As I sat there, contented, I asked myself the same question I seem to ask every year at this time. Why do we like drinking outside? Is it because our weather can be so inclement that we tend to grab any chance we can because we so want that outdoor cafe experience that we believe everyone has in France or Italy? Or maybe there is this belief that beer is best outside as the days lengthen and as the month turns we want to be outside?
Another train rushes by, reminiscent of the sound of a malign wind on a thunderous night, while sparrows in the hedge counterpointed with their chirpy chirpiness, which all increased the mood of relaxation. Spring is this transition, the coming of the light, the warmth (fingers crossed), hopefully more dry days than wet, the sound of birdsong, and the drift of sweet smelling smoke from a barbecue somewhere in the village.
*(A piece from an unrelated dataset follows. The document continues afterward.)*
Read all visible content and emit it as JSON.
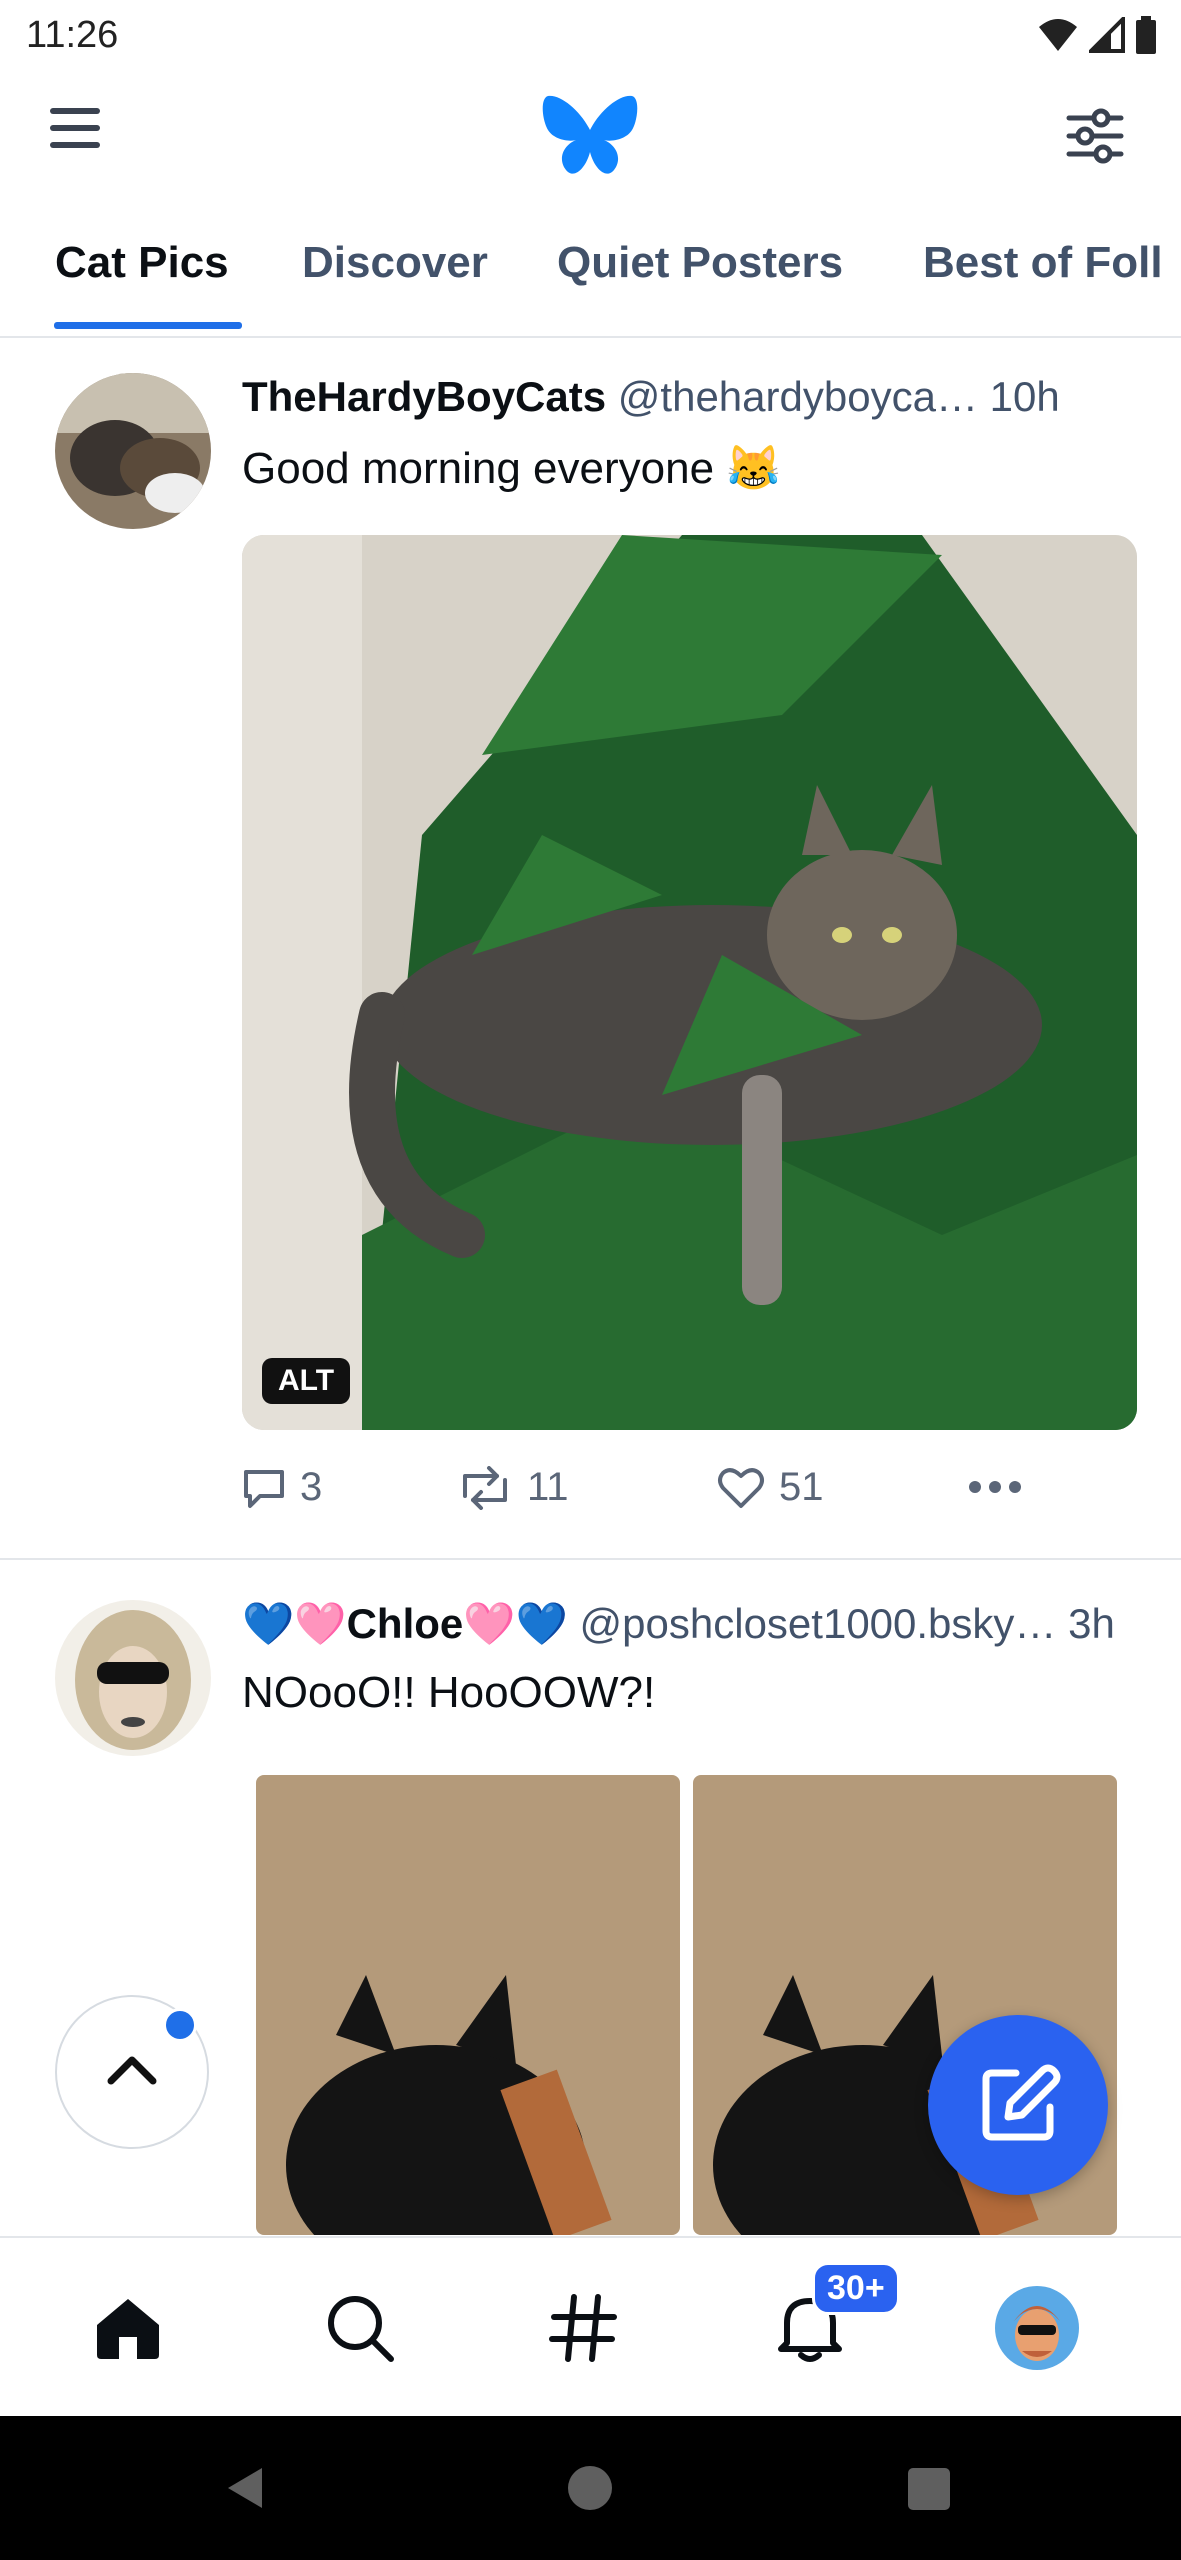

Sitting outside with a beer is definitely a way of satisfying the soul, killing time and passing time. And as the relentless passage of another train, this time on its way back to Exeter St David’s having left the metropolis of Barnstaple around 45 minutes ago, I think of other afternoons spent outside in pub gardens. Memories of outside pints down through the years, from the lost days of youth larking about with friends to the bouncy castles and colouring books of keeping my son entertained, onto the contemplation of a quieter life, in the sun on this cordial and beneficent Good Friday. Time for another I think.